H. 48.2 x l. 64.6 cm
Yun Hyong-keun is an eminent representative of Tansaekhwa (Dansaekhwa), the first Korean movement to achieve international recognition.
Yun Hyong-keun (1928-2007) belongs to the first “emancipated” generation of artists to have benefited from the reopening of universities after the Japanese occupation. However, he was not prominent in the effervescence that marked the art scene in the 1950s in Seoul. His name came to the fore in the 1970s, when his abstract work was associated with the monochrome painting that was flourishing at the time. Korean critics hailed this movement, known as Tansaekhwa (Dansaekhwa), as the first abstract and contemporary style expressing a national ethos.
The artists of this movement were expressing common concerns relating to the question, inherited from the traditional arts, of the physical and mental role of artists in the realisation of their work, and an interest in the material itself, contradicting a purely pictorial and two-dimensional treatment of the canvas. In the work of Yun Hyong-keun, these qualities were expressed in the use of pigments, usually ultramarine and burnt sienna, diluted in turpentine and applied in very damp layers to the unprimed canvas or paper. The paint soaked into the fibres, softening the severe geometry of the canvas in a halo effect partly left to chance.
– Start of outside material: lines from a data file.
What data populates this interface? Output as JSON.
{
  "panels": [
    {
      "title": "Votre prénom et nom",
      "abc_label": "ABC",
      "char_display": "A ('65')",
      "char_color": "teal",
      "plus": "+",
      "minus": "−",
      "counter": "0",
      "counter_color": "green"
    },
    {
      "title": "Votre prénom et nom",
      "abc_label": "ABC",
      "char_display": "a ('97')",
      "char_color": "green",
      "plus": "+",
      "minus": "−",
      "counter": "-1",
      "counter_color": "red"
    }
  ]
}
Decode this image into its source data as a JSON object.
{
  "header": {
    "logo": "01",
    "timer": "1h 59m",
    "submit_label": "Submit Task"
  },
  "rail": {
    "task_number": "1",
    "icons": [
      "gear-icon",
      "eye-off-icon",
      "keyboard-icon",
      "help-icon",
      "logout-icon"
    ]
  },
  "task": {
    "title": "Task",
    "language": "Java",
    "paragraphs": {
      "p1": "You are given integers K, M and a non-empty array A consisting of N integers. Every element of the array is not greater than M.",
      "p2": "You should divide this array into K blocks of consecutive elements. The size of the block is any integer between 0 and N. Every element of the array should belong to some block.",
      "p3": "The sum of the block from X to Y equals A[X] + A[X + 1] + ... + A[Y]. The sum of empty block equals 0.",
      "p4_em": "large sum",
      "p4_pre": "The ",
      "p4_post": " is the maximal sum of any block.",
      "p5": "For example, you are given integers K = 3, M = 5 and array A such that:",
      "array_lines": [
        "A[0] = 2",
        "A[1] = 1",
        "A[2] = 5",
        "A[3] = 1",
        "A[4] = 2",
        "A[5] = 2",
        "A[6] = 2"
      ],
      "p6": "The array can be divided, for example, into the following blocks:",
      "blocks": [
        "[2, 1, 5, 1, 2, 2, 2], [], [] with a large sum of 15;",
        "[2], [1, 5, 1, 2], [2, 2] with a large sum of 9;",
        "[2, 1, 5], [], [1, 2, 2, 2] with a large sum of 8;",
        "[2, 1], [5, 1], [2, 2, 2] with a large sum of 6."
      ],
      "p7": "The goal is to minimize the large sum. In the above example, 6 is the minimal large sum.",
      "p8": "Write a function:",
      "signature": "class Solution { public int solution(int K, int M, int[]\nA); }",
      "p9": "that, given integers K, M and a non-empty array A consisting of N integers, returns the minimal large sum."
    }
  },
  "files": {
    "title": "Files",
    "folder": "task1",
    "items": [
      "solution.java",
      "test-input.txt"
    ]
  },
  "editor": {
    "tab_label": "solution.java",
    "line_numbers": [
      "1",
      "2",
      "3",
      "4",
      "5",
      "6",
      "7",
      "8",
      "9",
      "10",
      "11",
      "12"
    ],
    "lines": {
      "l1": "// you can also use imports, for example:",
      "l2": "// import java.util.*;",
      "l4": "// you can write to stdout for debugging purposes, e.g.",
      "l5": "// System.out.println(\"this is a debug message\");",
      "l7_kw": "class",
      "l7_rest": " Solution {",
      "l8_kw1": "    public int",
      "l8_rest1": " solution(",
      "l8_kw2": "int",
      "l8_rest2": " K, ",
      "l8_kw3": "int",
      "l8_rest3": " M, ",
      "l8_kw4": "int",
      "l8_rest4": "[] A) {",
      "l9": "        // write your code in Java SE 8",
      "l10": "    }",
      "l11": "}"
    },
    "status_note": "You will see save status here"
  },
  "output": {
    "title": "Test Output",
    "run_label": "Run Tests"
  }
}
The artist also incorporated a cosmological dimension in his painting that was recurrent in the work of his fellow artists in Korea, seeking to recreate microcosms through the combined use of ultramarine and sienna, which symbolised the union of water and earth.
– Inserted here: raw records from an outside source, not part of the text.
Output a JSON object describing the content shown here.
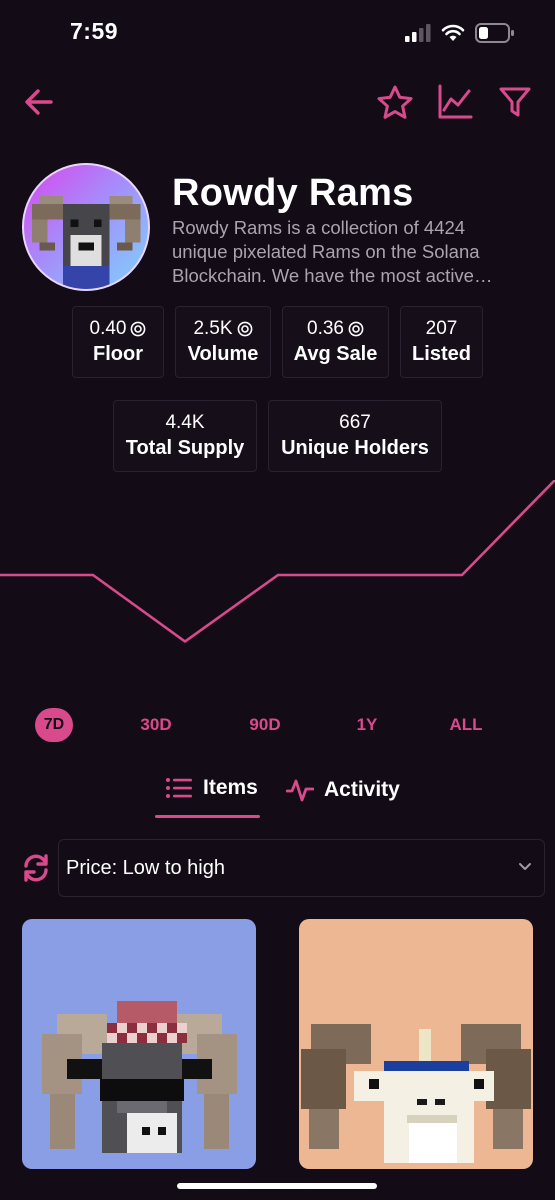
{
  "status_bar": {
    "time": "7:59"
  },
  "collection": {
    "name": "Rowdy Rams",
    "description": "Rowdy Rams is a collection of 4424 unique pixelated Rams on the Solana Blockchain. We have the most active community"
  },
  "stats": [
    {
      "value": "0.40",
      "label": "Floor",
      "currency_icon": true
    },
    {
      "value": "2.5K",
      "label": "Volume",
      "currency_icon": true
    },
    {
      "value": "0.36",
      "label": "Avg Sale",
      "currency_icon": true
    },
    {
      "value": "207",
      "label": "Listed",
      "currency_icon": false
    },
    {
      "value": "4.4K",
      "label": "Total Supply",
      "currency_icon": false
    },
    {
      "value": "667",
      "label": "Unique Holders",
      "currency_icon": false
    }
  ],
  "chart_data": {
    "type": "line",
    "series": [
      {
        "values": [
          0.4,
          0.4,
          0.26,
          0.4,
          0.4,
          0.4,
          0.6
        ]
      }
    ],
    "line_color": "#d94a8c",
    "grid": false
  },
  "ranges": {
    "r7d": "7D",
    "r30d": "30D",
    "r90d": "90D",
    "r1y": "1Y",
    "rall": "ALL",
    "selected": "7D"
  },
  "tabs": {
    "items": "Items",
    "activity": "Activity",
    "selected": "Items"
  },
  "sort": {
    "value": "Price: Low to high"
  },
  "colors": {
    "accent": "#d94a8c",
    "background": "#130c17",
    "card_blue": "#8a9ee6",
    "card_peach": "#ecb792"
  },
  "icons": {
    "back": "arrow-left-icon",
    "favorite": "star-icon",
    "stats": "line-chart-icon",
    "filter": "filter-icon",
    "refresh": "refresh-icon",
    "chevron": "chevron-down-icon",
    "items": "list-icon",
    "activity": "activity-icon"
  }
}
Yun Hyong-keun’s growing renown did not prevent him from coming to Paris to complete his training at the Académie de la Grande Chaumière, between 1980 and 1982. Twenty years later he returned Paris for a few months on the occasion of a gallery exhibition for which he produced this work on paper.